Discovering the Medieval Origins of your Village
Topic 1: Place Names
The first thing to look at is the place name.
The origin and meaning of a place name, whether it is a city, town, village, street or field, can provide important clues about the history of a place. The English Place-Name Society has compiled considerable research on the origins and history of place-names, including field names and has published a Dictionary of Lincolnshire Place-Names.
Lincolnshire place names
Map of Holland showing the dates that villages are first recorded.
In Lincolnshire, the majority of the names are of Anglo-Saxon or Viking origin. This is hardly surprising given the county’s position on the east coast. However, there are a few older place names such as Lincoln, which is derived from the ancient British word for a pool.
Anglo-Saxon place name elements such as burh, ham, ingham and tun can be found across the county usually associated with either Saxon personal names or the names of a significant local feature or landmark. For example, Heapham is derived from the Anglo-Saxon place name Iopeham and means a homestead where there are dog roses. The ingham suffix usually refers to the home of the ingas or people, usually associated with a personal name. Willingham, for example, was the home of the people (followers or family) of Wifel an Anglo-Saxon.
Mixtures of names
With larger settlements, examining locations within the settlement can also be indicative of the way the settlement has developed. For example, Gainsborough was named after a defended place (or burh) dating from the Saxon period.
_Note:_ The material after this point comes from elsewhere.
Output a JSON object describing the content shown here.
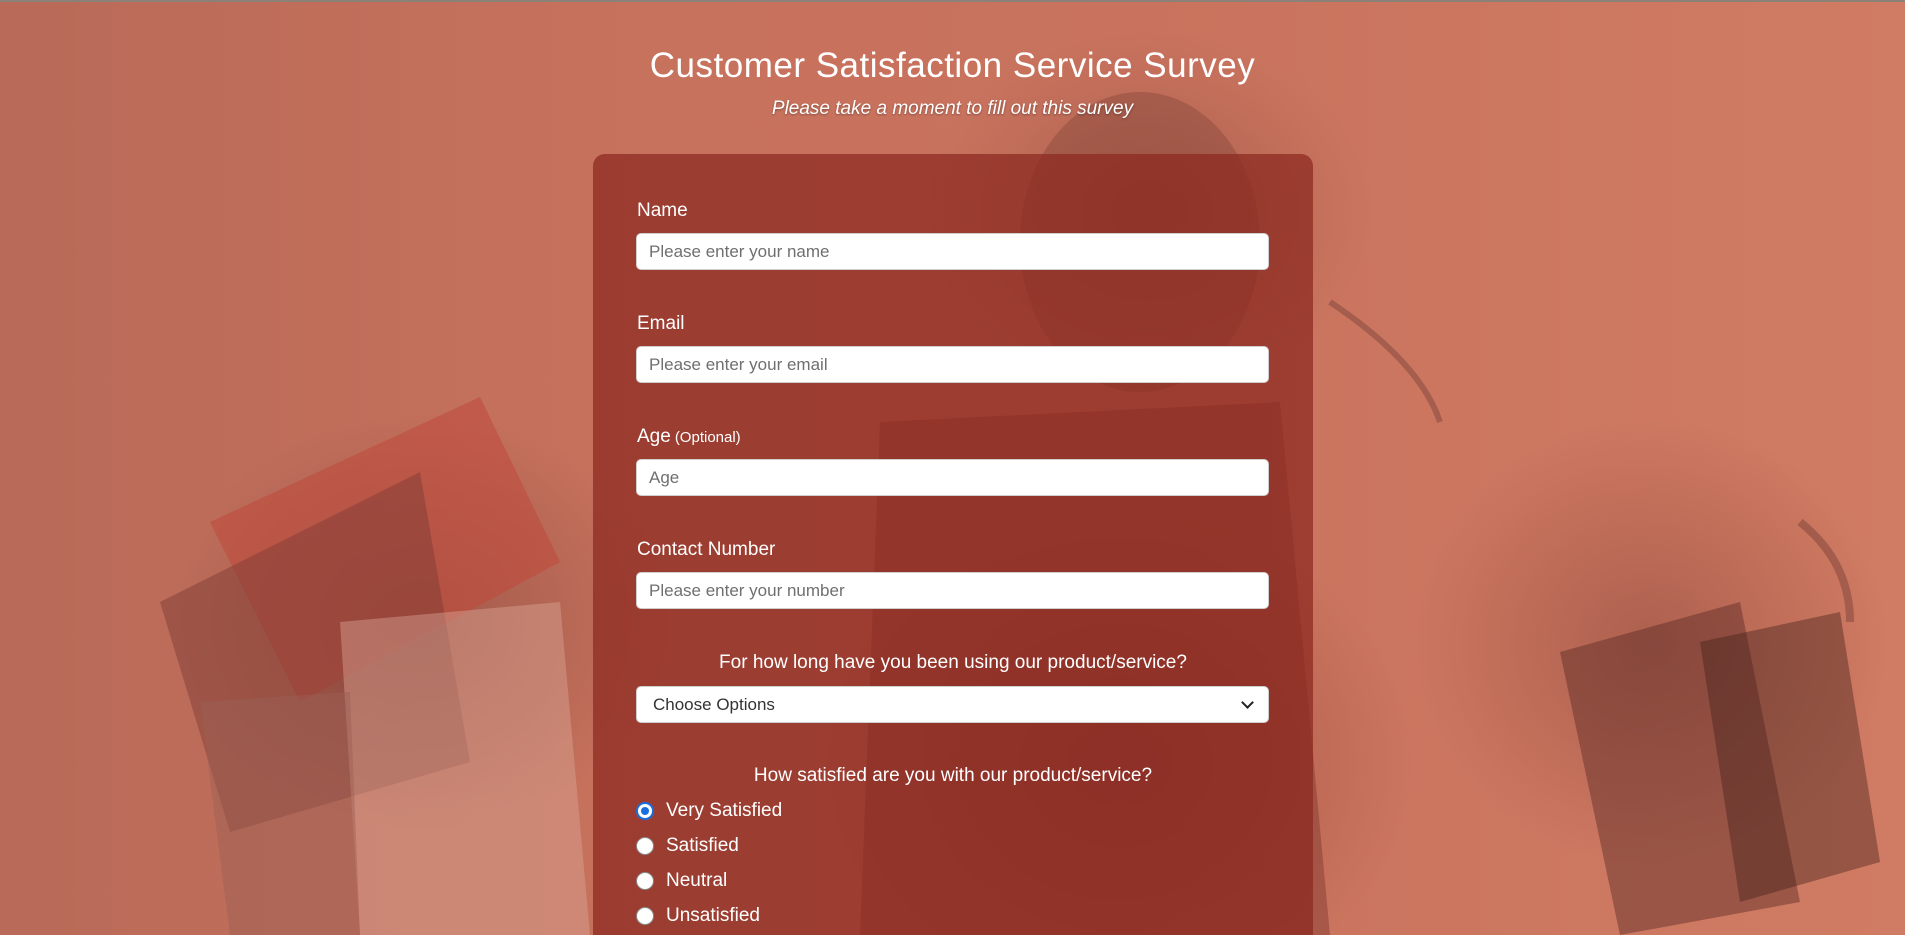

But adjacent to the ancient core of the town are two suburbs Northolme and Southolme, which are derived from the Viking term for reclaimed land.
Map of Boston showing Anglo-Saxon and Viking place names.
Schematic showing relationship of Viking suburbs to the Saxon Burh at Gainsborough.
In the early medieval period, a number of village names appear that were derived from Old Norse field names such as toft, garth, stead and kirk.
Old street names derived from the Old Norse suffix gate can also indicate early road layouts.